I keep seeing this commercial, and it makes me sad inside
for several reasons. First, let’s
watch, then we’ll discuss.
For one, I know that it’s totally great that this actor got
a national commercial, but why do I feel embarrassed for him when I see him
lip-synching this song?
Also, I’m pretty sure there is a segment of the population,
however small, that doesn’t actually know that this is a spoof of theme song
for the movie “Footloose,” like maybe even the actor himself. This makes me feel old. Is anyone with me on this?
Then, there’s the lyrics.
OH MY GOD the lyrics. It’s like a
copywriter wrong a song parody, then it was hacked and rewritten to death by a
bunch of executives (you think this is sexy because of Mad Men, but you could
not be more wrong. In reality it is
low-level executives all trying to justify their jobs and leave their own
unique mark on a project until what you’ve written turns into a zombie version
of itself), and now the actor is tasked with the job of bringing “enthusiasm
and life” to the number. Compounding this sad feeling is the fact that, despite the huge number of actors in Los Angeles who are also musicians, this actor seems to NOT KNOW HOW TO PLAY A GUITAR, so his fake-plucking is almost as distracting as the lip-synching.
The cumulative effect of this (at least on me) is that it
makes me cringe (at best), and at worst, it makes me think of a bad clown on
the Third Street Promenade--the one who smells like booze and whose five
o’clock shadow you can see through his greasepaint makeup.
Everyone’s mind goes into this kind of analytical spasm when
confronted with song parodies, right?
It feels weird to be all “business as usual” when we all
know there are so many people out there for whom that is not the case. The fact is, we got incredibly lucky and just
lost power for a few days because of the hurricane.
This was inconvenient, but for many others, it was much more than that.
In honor of that, I’m going to hold off on the funny for a
little while longer, and tell you about some things that I learned about/ ways
you can help.
Solar power. During the power outage, I was
spending too many hours a day trying to find ways to charge my gadgets. I took this opportunity to learn more about
backup power, which also gave me the chance to learn how far solar power has
come in the past couple of years. Now I
am the proud owner of this nifty backup power pack from GoalZero, along with a
solar panel that I am going to use as soon as the sun comes out again.
Did you even know this was a thing?
I now have it, and I’m glad I do.
I only ended up using it for a few days, but at one point it was the
only connection we had to the real world, which was nice. Check that out at the Virgin Mobile USA website.
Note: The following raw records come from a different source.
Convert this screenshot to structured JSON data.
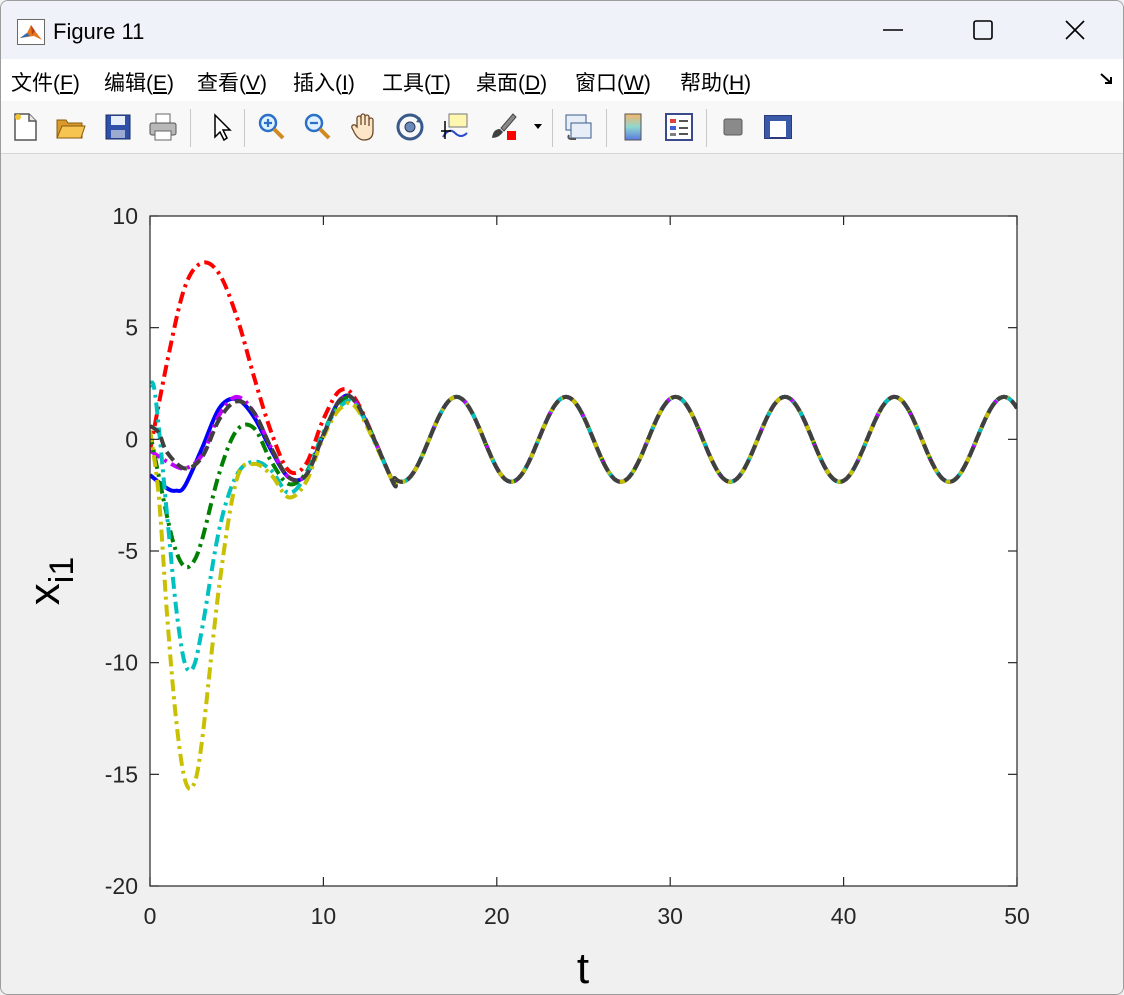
{
  "window": {
    "title": "Figure 11",
    "menu": [
      {
        "label": "文件(",
        "key": "F",
        "suffix": ")"
      },
      {
        "label": "编辑(",
        "key": "E",
        "suffix": ")"
      },
      {
        "label": "查看(",
        "key": "V",
        "suffix": ")"
      },
      {
        "label": "插入(",
        "key": "I",
        "suffix": ")"
      },
      {
        "label": "工具(",
        "key": "T",
        "suffix": ")"
      },
      {
        "label": "桌面(",
        "key": "D",
        "suffix": ")"
      },
      {
        "label": "窗口(",
        "key": "W",
        "suffix": ")"
      },
      {
        "label": "帮助(",
        "key": "H",
        "suffix": ")"
      }
    ],
    "toolbar_icons": [
      "new-figure-icon",
      "open-folder-icon",
      "save-icon",
      "print-icon",
      "pointer-icon",
      "zoom-in-icon",
      "zoom-out-icon",
      "pan-hand-icon",
      "rotate-3d-icon",
      "data-cursor-icon",
      "brush-icon",
      "link-plot-icon",
      "colorbar-icon",
      "legend-icon",
      "hide-plot-tools-icon",
      "show-plot-tools-icon"
    ]
  },
  "chart_data": {
    "type": "line",
    "title": "",
    "xlabel": "t",
    "ylabel": "x",
    "ylabel_subscript": "i1",
    "xlim": [
      0,
      50
    ],
    "ylim": [
      -20,
      10
    ],
    "xticks": [
      "0",
      "10",
      "20",
      "30",
      "40",
      "50"
    ],
    "yticks": [
      "10",
      "5",
      "0",
      "-5",
      "-10",
      "-15",
      "-20"
    ],
    "grid": false,
    "legend": "none",
    "reference_signal": {
      "amplitude": 1.9,
      "angular_frequency": 0.995,
      "phase": -3.45
    },
    "series": [
      {
        "color": "#ff0000",
        "style": "dash-dot",
        "x": [
          0,
          1,
          2,
          3,
          4,
          5,
          6,
          7,
          8,
          9,
          10,
          11,
          12,
          14
        ],
        "y": [
          -0.5,
          3.5,
          6.8,
          7.9,
          7.4,
          5.5,
          2.8,
          0.3,
          -1.4,
          -1.1,
          0.9,
          2.2,
          1.6,
          -1.9
        ]
      },
      {
        "color": "#0000ff",
        "style": "solid",
        "x": [
          0,
          1,
          1.5,
          2,
          3,
          4,
          5,
          6,
          7,
          8,
          9,
          10,
          11,
          12,
          14
        ],
        "y": [
          -1.6,
          -2.2,
          -2.3,
          -2.1,
          -0.4,
          1.4,
          1.8,
          1.0,
          -0.5,
          -1.7,
          -1.6,
          0.2,
          1.8,
          1.5,
          -1.9
        ]
      },
      {
        "color": "#c000ff",
        "style": "dash-dot",
        "x": [
          0,
          1,
          2,
          3,
          4,
          5,
          6,
          7,
          8,
          9,
          10,
          11,
          12,
          14
        ],
        "y": [
          -0.5,
          -1.0,
          -1.3,
          -0.7,
          1.1,
          1.9,
          1.2,
          -0.4,
          -1.7,
          -1.6,
          0.2,
          1.8,
          1.5,
          -1.9
        ]
      },
      {
        "color": "#008000",
        "style": "dash-dot",
        "x": [
          0,
          1,
          1.5,
          2,
          2.5,
          3,
          4,
          5,
          6,
          7,
          8,
          9,
          10,
          11,
          12,
          14
        ],
        "y": [
          0.3,
          -3.5,
          -5.0,
          -5.7,
          -5.5,
          -4.5,
          -1.5,
          0.4,
          0.5,
          -1.0,
          -2.0,
          -1.5,
          0.3,
          1.7,
          1.5,
          -1.9
        ]
      },
      {
        "color": "#00c0c0",
        "style": "dash-dot",
        "x": [
          0,
          0.3,
          1,
          1.5,
          2,
          2.5,
          3,
          4,
          5,
          6,
          7,
          8,
          9,
          10,
          11,
          12,
          14
        ],
        "y": [
          2.4,
          2.0,
          -3.5,
          -7.5,
          -10.0,
          -10.2,
          -8.5,
          -4.0,
          -1.6,
          -1.0,
          -1.4,
          -2.4,
          -1.6,
          0.3,
          1.5,
          1.4,
          -1.9
        ]
      },
      {
        "color": "#c8c000",
        "style": "dash-dot",
        "x": [
          0,
          0.5,
          1,
          1.5,
          2,
          2.5,
          3,
          4,
          5,
          6,
          7,
          8,
          9,
          10,
          11,
          12,
          14
        ],
        "y": [
          0.4,
          -2.5,
          -8.0,
          -12.5,
          -15.2,
          -15.5,
          -13.5,
          -6.5,
          -1.8,
          -1.1,
          -1.6,
          -2.6,
          -1.9,
          0.1,
          1.4,
          1.3,
          -1.9
        ]
      },
      {
        "color": "#404040",
        "style": "dashed",
        "x": [
          0,
          0.5,
          1,
          2,
          3,
          4,
          5,
          6,
          7,
          8,
          9,
          10,
          11,
          12,
          14
        ],
        "y": [
          0.6,
          0.3,
          -0.6,
          -1.3,
          -0.8,
          0.9,
          1.7,
          1.2,
          -0.4,
          -1.7,
          -1.6,
          0.2,
          1.8,
          1.5,
          -1.9
        ]
      }
    ]
  }
}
The “Don’t Be a Bonehead” philosophy. I believe one of the greatest lessons I
imbibed from having an Army Colonel father was the “don’t be an bonehead”
philosophy, and I tried to adhere to that during the Hurricane and in the
post-Hurricane cleanup. This would
include things like: if you wake up to
discover that you have no power and no cellphone service, stay where you are
and do not attempt any shenanigans.
Shenanigans could result in injury, which would further burden the
already overtaxed services in your area.
The “Don’t Be a Bonehead” philosophy also really helps you out with storm
preparation, such as “Don’t be a bonehead and buy a bunch of stuff you have to
refrigerate or freeze, since chances are good that everyone is throwing
everything out in a few days,” and so on.
By the way, I should make it clear that my father never actually said
“Don’t be a bonehead,” because he is way more civilized than that. Seriously though, I believe that not being a bonehead is a good contribution to disaster relief efforts, because your lack of drama allows all the resources to go where they are actually needed. So there's that.
Also, if you’d like to give a donation to the Red Cross to
help Hurricane Sandy victims, here is a link, all convenient-like. Another thing you could do if you're in the area is donate blood and platelets, which I am planning on doing.
Now, if it’s ok with everyone and it doesn’t seem too
flippant, I will go back to posting pictures of funny signs and writing about
commercials that make me laugh.
How to Market a Book Not ironically, I wrote a book on how to market a book, and called it "How to Market a Book." I wish more writers would take the initiative to get out their on their own behalf, so I wrote up a set of instructions on how to do that.
Robert L. Forbes Website of Robert L. Forbes, children's book author. Check it out!